• [TASK INSTRUCTIONS]: Your answer must contain each line of the data, copied exactly.

BEGIN SUPPLIED INFORMATION

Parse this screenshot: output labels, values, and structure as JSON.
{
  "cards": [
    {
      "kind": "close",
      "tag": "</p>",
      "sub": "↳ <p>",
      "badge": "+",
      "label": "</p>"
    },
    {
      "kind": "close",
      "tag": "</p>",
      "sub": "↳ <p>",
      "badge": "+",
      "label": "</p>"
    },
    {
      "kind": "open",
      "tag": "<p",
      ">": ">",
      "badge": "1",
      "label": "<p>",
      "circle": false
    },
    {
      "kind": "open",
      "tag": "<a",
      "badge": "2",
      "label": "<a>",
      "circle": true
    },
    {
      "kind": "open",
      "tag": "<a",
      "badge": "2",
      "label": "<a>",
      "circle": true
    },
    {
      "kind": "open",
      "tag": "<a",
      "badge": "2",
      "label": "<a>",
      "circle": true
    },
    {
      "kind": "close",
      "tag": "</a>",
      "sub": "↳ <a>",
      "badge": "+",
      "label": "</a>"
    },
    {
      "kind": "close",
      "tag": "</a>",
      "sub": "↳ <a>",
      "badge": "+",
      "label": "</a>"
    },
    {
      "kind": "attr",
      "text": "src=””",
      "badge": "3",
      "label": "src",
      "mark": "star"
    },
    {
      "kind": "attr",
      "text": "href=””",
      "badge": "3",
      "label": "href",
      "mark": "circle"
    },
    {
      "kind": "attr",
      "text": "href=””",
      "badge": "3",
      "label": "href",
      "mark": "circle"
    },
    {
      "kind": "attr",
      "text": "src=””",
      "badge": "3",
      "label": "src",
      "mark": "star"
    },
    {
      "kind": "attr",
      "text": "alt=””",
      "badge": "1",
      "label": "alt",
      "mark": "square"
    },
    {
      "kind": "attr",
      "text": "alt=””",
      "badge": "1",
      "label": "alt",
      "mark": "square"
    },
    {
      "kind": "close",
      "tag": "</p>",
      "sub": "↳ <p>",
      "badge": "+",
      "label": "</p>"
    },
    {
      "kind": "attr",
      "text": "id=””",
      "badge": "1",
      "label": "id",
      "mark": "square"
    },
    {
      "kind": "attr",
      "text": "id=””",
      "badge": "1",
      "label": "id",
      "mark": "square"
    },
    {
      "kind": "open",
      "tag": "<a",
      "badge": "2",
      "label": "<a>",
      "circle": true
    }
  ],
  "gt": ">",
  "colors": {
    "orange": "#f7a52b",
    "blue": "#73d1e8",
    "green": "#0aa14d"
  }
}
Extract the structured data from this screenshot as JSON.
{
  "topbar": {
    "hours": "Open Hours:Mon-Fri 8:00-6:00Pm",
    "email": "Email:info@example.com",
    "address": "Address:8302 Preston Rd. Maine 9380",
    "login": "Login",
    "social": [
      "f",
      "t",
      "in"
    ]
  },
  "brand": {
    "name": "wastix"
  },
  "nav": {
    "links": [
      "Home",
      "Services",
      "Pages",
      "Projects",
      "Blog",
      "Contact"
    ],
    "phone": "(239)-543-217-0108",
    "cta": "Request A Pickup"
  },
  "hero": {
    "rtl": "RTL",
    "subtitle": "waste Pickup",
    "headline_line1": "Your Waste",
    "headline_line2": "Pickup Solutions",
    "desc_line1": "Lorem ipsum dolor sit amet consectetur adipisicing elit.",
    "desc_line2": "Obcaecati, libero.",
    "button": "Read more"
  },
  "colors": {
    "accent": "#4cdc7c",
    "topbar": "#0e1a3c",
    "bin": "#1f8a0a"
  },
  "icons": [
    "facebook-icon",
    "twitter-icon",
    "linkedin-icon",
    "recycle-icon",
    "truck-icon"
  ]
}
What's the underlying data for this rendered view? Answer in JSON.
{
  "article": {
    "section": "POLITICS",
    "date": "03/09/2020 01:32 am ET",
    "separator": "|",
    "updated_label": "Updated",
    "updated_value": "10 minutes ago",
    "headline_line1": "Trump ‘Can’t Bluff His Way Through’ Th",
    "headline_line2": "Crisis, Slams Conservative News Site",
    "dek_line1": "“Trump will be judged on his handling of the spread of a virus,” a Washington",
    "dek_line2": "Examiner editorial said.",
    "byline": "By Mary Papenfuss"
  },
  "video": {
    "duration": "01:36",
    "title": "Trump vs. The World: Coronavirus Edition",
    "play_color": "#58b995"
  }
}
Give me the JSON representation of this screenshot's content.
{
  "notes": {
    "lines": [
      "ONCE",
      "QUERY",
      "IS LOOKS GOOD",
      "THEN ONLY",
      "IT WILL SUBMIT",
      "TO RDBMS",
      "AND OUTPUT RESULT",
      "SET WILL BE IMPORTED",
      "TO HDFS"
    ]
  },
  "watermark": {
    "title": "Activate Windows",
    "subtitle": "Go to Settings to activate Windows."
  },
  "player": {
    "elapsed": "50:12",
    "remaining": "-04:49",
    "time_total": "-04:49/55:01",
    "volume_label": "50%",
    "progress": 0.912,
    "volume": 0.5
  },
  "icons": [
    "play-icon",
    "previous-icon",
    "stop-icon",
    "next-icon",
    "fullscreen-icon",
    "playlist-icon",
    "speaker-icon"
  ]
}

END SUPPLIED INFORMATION

• [SOLUTION FOR THIS PROBLEM]:
Parse this screenshot: output labels, values, and structure as JSON.
{
  "cards": [
    {
      "kind": "close",
      "tag": "</p>",
      "sub": "↳ <p>",
      "badge": "+",
      "label": "</p>"
    },
    {
      "kind": "close",
      "tag": "</p>",
      "sub": "↳ <p>",
      "badge": "+",
      "label": "</p>"
    },
    {
      "kind": "open",
      "tag": "<p",
      ">": ">",
      "badge": "1",
      "label": "<p>",
      "circle": false
    },
    {
      "kind": "open",
      "tag": "<a",
      "badge": "2",
      "label": "<a>",
      "circle": true
    },
    {
      "kind": "open",
      "tag": "<a",
      "badge": "2",
      "label": "<a>",
      "circle": true
    },
    {
      "kind": "open",
      "tag": "<a",
      "badge": "2",
      "label": "<a>",
      "circle": true
    },
    {
      "kind": "close",
      "tag": "</a>",
      "sub": "↳ <a>",
      "badge": "+",
      "label": "</a>"
    },
    {
      "kind": "close",
      "tag": "</a>",
      "sub": "↳ <a>",
      "badge": "+",
      "label": "</a>"
    },
    {
      "kind": "attr",
      "text": "src=””",
      "badge": "3",
      "label": "src",
      "mark": "star"
    },
    {
      "kind": "attr",
      "text": "href=””",
      "badge": "3",
      "label": "href",
      "mark": "circle"
    },
    {
      "kind": "attr",
      "text": "href=””",
      "badge": "3",
      "label": "href",
      "mark": "circle"
    },
    {
      "kind": "attr",
      "text": "src=””",
      "badge": "3",
      "label": "src",
      "mark": "star"
    },
    {
      "kind": "attr",
      "text": "alt=””",
      "badge": "1",
      "label": "alt",
      "mark": "square"
    },
    {
      "kind": "attr",
      "text": "alt=””",
      "badge": "1",
      "label": "alt",
      "mark": "square"
    },
    {
      "kind": "close",
      "tag": "</p>",
      "sub": "↳ <p>",
      "badge": "+",
      "label": "</p>"
    },
    {
      "kind": "attr",
      "text": "id=””",
      "badge": "1",
      "label": "id",
      "mark": "square"
    },
    {
      "kind": "attr",
      "text": "id=””",
      "badge": "1",
      "label": "id",
      "mark": "square"
    },
    {
      "kind": "open",
      "tag": "<a",
      "badge": "2",
      "label": "<a>",
      "circle": true
    }
  ],
  "gt": ">",
  "colors": {
    "orange": "#f7a52b",
    "blue": "#73d1e8",
    "green": "#0aa14d"
  }
}
Extract the structured data from this screenshot as JSON.
{
  "topbar": {
    "hours": "Open Hours:Mon-Fri 8:00-6:00Pm",
    "email": "Email:info@example.com",
    "address": "Address:8302 Preston Rd. Maine 9380",
    "login": "Login",
    "social": [
      "f",
      "t",
      "in"
    ]
  },
  "brand": {
    "name": "wastix"
  },
  "nav": {
    "links": [
      "Home",
      "Services",
      "Pages",
      "Projects",
      "Blog",
      "Contact"
    ],
    "phone": "(239)-543-217-0108",
    "cta": "Request A Pickup"
  },
  "hero": {
    "rtl": "RTL",
    "subtitle": "waste Pickup",
    "headline_line1": "Your Waste",
    "headline_line2": "Pickup Solutions",
    "desc_line1": "Lorem ipsum dolor sit amet consectetur adipisicing elit.",
    "desc_line2": "Obcaecati, libero.",
    "button": "Read more"
  },
  "colors": {
    "accent": "#4cdc7c",
    "topbar": "#0e1a3c",
    "bin": "#1f8a0a"
  },
  "icons": [
    "facebook-icon",
    "twitter-icon",
    "linkedin-icon",
    "recycle-icon",
    "truck-icon"
  ]
}
What's the underlying data for this rendered view? Answer in JSON.
{
  "article": {
    "section": "POLITICS",
    "date": "03/09/2020 01:32 am ET",
    "separator": "|",
    "updated_label": "Updated",
    "updated_value": "10 minutes ago",
    "headline_line1": "Trump ‘Can’t Bluff His Way Through’ Th",
    "headline_line2": "Crisis, Slams Conservative News Site",
    "dek_line1": "“Trump will be judged on his handling of the spread of a virus,” a Washington",
    "dek_line2": "Examiner editorial said.",
    "byline": "By Mary Papenfuss"
  },
  "video": {
    "duration": "01:36",
    "title": "Trump vs. The World: Coronavirus Edition",
    "play_color": "#58b995"
  }
}
Give me the JSON representation of this screenshot's content.
{
  "notes": {
    "lines": [
      "ONCE",
      "QUERY",
      "IS LOOKS GOOD",
      "THEN ONLY",
      "IT WILL SUBMIT",
      "TO RDBMS",
      "AND OUTPUT RESULT",
      "SET WILL BE IMPORTED",
      "TO HDFS"
    ]
  },
  "watermark": {
    "title": "Activate Windows",
    "subtitle": "Go to Settings to activate Windows."
  },
  "player": {
    "elapsed": "50:12",
    "remaining": "-04:49",
    "time_total": "-04:49/55:01",
    "volume_label": "50%",
    "progress": 0.912,
    "volume": 0.5
  },
  "icons": [
    "play-icon",
    "previous-icon",
    "stop-icon",
    "next-icon",
    "fullscreen-icon",
    "playlist-icon",
    "speaker-icon"
  ]
}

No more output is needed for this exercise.